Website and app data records

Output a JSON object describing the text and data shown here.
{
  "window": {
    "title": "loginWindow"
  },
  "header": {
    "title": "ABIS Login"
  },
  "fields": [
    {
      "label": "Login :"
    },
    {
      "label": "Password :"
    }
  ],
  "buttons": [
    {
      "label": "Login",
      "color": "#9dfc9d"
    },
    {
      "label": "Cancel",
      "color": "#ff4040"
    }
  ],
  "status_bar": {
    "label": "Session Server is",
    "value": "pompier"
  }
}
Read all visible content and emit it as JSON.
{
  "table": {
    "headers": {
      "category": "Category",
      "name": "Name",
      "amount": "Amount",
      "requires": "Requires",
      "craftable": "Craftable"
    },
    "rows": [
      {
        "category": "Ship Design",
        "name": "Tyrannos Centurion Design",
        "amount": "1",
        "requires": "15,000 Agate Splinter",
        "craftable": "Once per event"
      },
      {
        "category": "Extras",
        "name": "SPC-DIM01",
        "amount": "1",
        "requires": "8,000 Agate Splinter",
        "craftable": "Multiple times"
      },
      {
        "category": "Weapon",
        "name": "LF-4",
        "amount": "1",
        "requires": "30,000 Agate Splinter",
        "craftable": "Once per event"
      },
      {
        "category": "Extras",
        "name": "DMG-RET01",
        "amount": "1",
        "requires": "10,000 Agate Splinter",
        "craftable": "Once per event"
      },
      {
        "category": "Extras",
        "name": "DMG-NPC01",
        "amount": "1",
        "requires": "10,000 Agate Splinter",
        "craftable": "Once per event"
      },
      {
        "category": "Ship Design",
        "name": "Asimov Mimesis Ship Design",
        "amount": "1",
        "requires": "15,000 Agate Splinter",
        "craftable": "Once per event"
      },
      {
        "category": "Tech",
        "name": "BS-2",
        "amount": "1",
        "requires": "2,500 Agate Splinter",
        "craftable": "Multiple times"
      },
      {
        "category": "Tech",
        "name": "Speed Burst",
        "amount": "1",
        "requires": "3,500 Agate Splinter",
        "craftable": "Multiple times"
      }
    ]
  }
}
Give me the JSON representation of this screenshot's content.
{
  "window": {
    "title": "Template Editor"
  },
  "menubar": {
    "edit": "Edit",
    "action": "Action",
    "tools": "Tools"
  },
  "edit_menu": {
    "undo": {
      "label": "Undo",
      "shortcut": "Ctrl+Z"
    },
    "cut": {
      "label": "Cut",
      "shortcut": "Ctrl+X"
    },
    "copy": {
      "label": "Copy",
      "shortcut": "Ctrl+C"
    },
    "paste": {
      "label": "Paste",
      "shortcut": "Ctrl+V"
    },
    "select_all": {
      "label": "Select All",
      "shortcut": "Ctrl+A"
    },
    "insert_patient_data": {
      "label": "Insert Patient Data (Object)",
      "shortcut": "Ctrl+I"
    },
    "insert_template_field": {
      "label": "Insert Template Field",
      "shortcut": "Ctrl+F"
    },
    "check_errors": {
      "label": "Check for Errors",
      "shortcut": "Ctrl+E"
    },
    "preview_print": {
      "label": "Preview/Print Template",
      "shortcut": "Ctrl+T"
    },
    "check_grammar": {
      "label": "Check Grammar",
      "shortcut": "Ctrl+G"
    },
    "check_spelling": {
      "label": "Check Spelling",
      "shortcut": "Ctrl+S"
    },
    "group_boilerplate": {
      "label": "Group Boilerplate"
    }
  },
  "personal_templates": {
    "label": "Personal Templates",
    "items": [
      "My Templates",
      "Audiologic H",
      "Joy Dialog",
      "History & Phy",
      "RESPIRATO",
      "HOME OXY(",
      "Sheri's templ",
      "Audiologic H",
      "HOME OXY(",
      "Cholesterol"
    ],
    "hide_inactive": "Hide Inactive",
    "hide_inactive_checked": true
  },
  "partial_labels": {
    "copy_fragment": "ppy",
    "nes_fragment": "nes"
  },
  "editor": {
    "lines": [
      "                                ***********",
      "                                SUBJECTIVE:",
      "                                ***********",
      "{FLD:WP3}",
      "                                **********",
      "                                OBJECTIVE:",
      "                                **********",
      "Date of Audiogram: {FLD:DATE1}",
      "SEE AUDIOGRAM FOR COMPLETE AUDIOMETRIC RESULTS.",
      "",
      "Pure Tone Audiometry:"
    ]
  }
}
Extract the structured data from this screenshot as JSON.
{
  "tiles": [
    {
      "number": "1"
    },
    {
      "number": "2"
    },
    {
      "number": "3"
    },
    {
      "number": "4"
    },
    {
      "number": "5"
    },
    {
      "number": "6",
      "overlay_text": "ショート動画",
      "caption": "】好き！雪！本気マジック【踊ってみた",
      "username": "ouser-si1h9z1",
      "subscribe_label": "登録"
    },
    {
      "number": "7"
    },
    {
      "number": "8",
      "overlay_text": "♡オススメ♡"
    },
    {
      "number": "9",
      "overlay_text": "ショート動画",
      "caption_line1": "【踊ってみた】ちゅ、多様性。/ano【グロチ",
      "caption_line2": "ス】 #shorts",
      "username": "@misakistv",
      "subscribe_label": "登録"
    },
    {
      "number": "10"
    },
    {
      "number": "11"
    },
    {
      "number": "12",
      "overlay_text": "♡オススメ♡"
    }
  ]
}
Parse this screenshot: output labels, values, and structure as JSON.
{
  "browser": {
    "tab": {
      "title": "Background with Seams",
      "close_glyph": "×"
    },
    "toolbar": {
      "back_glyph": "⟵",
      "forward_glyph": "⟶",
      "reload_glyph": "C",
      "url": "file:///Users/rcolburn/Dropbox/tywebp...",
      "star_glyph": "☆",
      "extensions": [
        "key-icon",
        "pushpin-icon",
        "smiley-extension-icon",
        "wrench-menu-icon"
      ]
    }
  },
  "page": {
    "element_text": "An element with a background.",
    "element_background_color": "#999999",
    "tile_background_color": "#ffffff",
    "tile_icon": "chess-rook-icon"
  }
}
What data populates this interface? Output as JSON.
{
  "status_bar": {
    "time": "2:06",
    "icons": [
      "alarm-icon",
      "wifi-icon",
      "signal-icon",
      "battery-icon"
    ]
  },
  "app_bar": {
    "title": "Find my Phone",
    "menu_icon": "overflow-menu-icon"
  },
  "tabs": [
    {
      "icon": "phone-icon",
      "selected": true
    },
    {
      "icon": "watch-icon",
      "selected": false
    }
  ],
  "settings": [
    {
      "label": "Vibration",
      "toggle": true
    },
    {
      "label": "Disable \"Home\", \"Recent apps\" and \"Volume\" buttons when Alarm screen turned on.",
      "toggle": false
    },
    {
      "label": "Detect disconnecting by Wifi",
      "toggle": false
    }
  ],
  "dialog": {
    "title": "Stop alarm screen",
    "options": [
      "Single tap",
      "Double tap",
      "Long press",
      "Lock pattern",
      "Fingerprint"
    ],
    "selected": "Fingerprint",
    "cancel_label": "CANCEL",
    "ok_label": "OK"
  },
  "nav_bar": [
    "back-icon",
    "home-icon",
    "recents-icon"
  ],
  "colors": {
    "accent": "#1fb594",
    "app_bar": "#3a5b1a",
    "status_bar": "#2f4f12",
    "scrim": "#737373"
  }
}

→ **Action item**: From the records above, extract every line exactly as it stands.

→ **Response**:
Output a JSON object describing the text and data shown here.
{
  "window": {
    "title": "loginWindow"
  },
  "header": {
    "title": "ABIS Login"
  },
  "fields": [
    {
      "label": "Login :"
    },
    {
      "label": "Password :"
    }
  ],
  "buttons": [
    {
      "label": "Login",
      "color": "#9dfc9d"
    },
    {
      "label": "Cancel",
      "color": "#ff4040"
    }
  ],
  "status_bar": {
    "label": "Session Server is",
    "value": "pompier"
  }
}
Read all visible content and emit it as JSON.
{
  "table": {
    "headers": {
      "category": "Category",
      "name": "Name",
      "amount": "Amount",
      "requires": "Requires",
      "craftable": "Craftable"
    },
    "rows": [
      {
        "category": "Ship Design",
        "name": "Tyrannos Centurion Design",
        "amount": "1",
        "requires": "15,000 Agate Splinter",
        "craftable": "Once per event"
      },
      {
        "category": "Extras",
        "name": "SPC-DIM01",
        "amount": "1",
        "requires": "8,000 Agate Splinter",
        "craftable": "Multiple times"
      },
      {
        "category": "Weapon",
        "name": "LF-4",
        "amount": "1",
        "requires": "30,000 Agate Splinter",
        "craftable": "Once per event"
      },
      {
        "category": "Extras",
        "name": "DMG-RET01",
        "amount": "1",
        "requires": "10,000 Agate Splinter",
        "craftable": "Once per event"
      },
      {
        "category": "Extras",
        "name": "DMG-NPC01",
        "amount": "1",
        "requires": "10,000 Agate Splinter",
        "craftable": "Once per event"
      },
      {
        "category": "Ship Design",
        "name": "Asimov Mimesis Ship Design",
        "amount": "1",
        "requires": "15,000 Agate Splinter",
        "craftable": "Once per event"
      },
      {
        "category": "Tech",
        "name": "BS-2",
        "amount": "1",
        "requires": "2,500 Agate Splinter",
        "craftable": "Multiple times"
      },
      {
        "category": "Tech",
        "name": "Speed Burst",
        "amount": "1",
        "requires": "3,500 Agate Splinter",
        "craftable": "Multiple times"
      }
    ]
  }
}
Give me the JSON representation of this screenshot's content.
{
  "window": {
    "title": "Template Editor"
  },
  "menubar": {
    "edit": "Edit",
    "action": "Action",
    "tools": "Tools"
  },
  "edit_menu": {
    "undo": {
      "label": "Undo",
      "shortcut": "Ctrl+Z"
    },
    "cut": {
      "label": "Cut",
      "shortcut": "Ctrl+X"
    },
    "copy": {
      "label": "Copy",
      "shortcut": "Ctrl+C"
    },
    "paste": {
      "label": "Paste",
      "shortcut": "Ctrl+V"
    },
    "select_all": {
      "label": "Select All",
      "shortcut": "Ctrl+A"
    },
    "insert_patient_data": {
      "label": "Insert Patient Data (Object)",
      "shortcut": "Ctrl+I"
    },
    "insert_template_field": {
      "label": "Insert Template Field",
      "shortcut": "Ctrl+F"
    },
    "check_errors": {
      "label": "Check for Errors",
      "shortcut": "Ctrl+E"
    },
    "preview_print": {
      "label": "Preview/Print Template",
      "shortcut": "Ctrl+T"
    },
    "check_grammar": {
      "label": "Check Grammar",
      "shortcut": "Ctrl+G"
    },
    "check_spelling": {
      "label": "Check Spelling",
      "shortcut": "Ctrl+S"
    },
    "group_boilerplate": {
      "label": "Group Boilerplate"
    }
  },
  "personal_templates": {
    "label": "Personal Templates",
    "items": [
      "My Templates",
      "Audiologic H",
      "Joy Dialog",
      "History & Phy",
      "RESPIRATO",
      "HOME OXY(",
      "Sheri's templ",
      "Audiologic H",
      "HOME OXY(",
      "Cholesterol"
    ],
    "hide_inactive": "Hide Inactive",
    "hide_inactive_checked": true
  },
  "partial_labels": {
    "copy_fragment": "ppy",
    "nes_fragment": "nes"
  },
  "editor": {
    "lines": [
      "                                ***********",
      "                                SUBJECTIVE:",
      "                                ***********",
      "{FLD:WP3}",
      "                                **********",
      "                                OBJECTIVE:",
      "                                **********",
      "Date of Audiogram: {FLD:DATE1}",
      "SEE AUDIOGRAM FOR COMPLETE AUDIOMETRIC RESULTS.",
      "",
      "Pure Tone Audiometry:"
    ]
  }
}
Extract the structured data from this screenshot as JSON.
{
  "tiles": [
    {
      "number": "1"
    },
    {
      "number": "2"
    },
    {
      "number": "3"
    },
    {
      "number": "4"
    },
    {
      "number": "5"
    },
    {
      "number": "6",
      "overlay_text": "ショート動画",
      "caption": "】好き！雪！本気マジック【踊ってみた",
      "username": "ouser-si1h9z1",
      "subscribe_label": "登録"
    },
    {
      "number": "7"
    },
    {
      "number": "8",
      "overlay_text": "♡オススメ♡"
    },
    {
      "number": "9",
      "overlay_text": "ショート動画",
      "caption_line1": "【踊ってみた】ちゅ、多様性。/ano【グロチ",
      "caption_line2": "ス】 #shorts",
      "username": "@misakistv",
      "subscribe_label": "登録"
    },
    {
      "number": "10"
    },
    {
      "number": "11"
    },
    {
      "number": "12",
      "overlay_text": "♡オススメ♡"
    }
  ]
}
Parse this screenshot: output labels, values, and structure as JSON.
{
  "browser": {
    "tab": {
      "title": "Background with Seams",
      "close_glyph": "×"
    },
    "toolbar": {
      "back_glyph": "⟵",
      "forward_glyph": "⟶",
      "reload_glyph": "C",
      "url": "file:///Users/rcolburn/Dropbox/tywebp...",
      "star_glyph": "☆",
      "extensions": [
        "key-icon",
        "pushpin-icon",
        "smiley-extension-icon",
        "wrench-menu-icon"
      ]
    }
  },
  "page": {
    "element_text": "An element with a background.",
    "element_background_color": "#999999",
    "tile_background_color": "#ffffff",
    "tile_icon": "chess-rook-icon"
  }
}
What data populates this interface? Output as JSON.
{
  "status_bar": {
    "time": "2:06",
    "icons": [
      "alarm-icon",
      "wifi-icon",
      "signal-icon",
      "battery-icon"
    ]
  },
  "app_bar": {
    "title": "Find my Phone",
    "menu_icon": "overflow-menu-icon"
  },
  "tabs": [
    {
      "icon": "phone-icon",
      "selected": true
    },
    {
      "icon": "watch-icon",
      "selected": false
    }
  ],
  "settings": [
    {
      "label": "Vibration",
      "toggle": true
    },
    {
      "label": "Disable \"Home\", \"Recent apps\" and \"Volume\" buttons when Alarm screen turned on.",
      "toggle": false
    },
    {
      "label": "Detect disconnecting by Wifi",
      "toggle": false
    }
  ],
  "dialog": {
    "title": "Stop alarm screen",
    "options": [
      "Single tap",
      "Double tap",
      "Long press",
      "Lock pattern",
      "Fingerprint"
    ],
    "selected": "Fingerprint",
    "cancel_label": "CANCEL",
    "ok_label": "OK"
  },
  "nav_bar": [
    "back-icon",
    "home-icon",
    "recents-icon"
  ],
  "colors": {
    "accent": "#1fb594",
    "app_bar": "#3a5b1a",
    "status_bar": "#2f4f12",
    "scrim": "#737373"
  }
}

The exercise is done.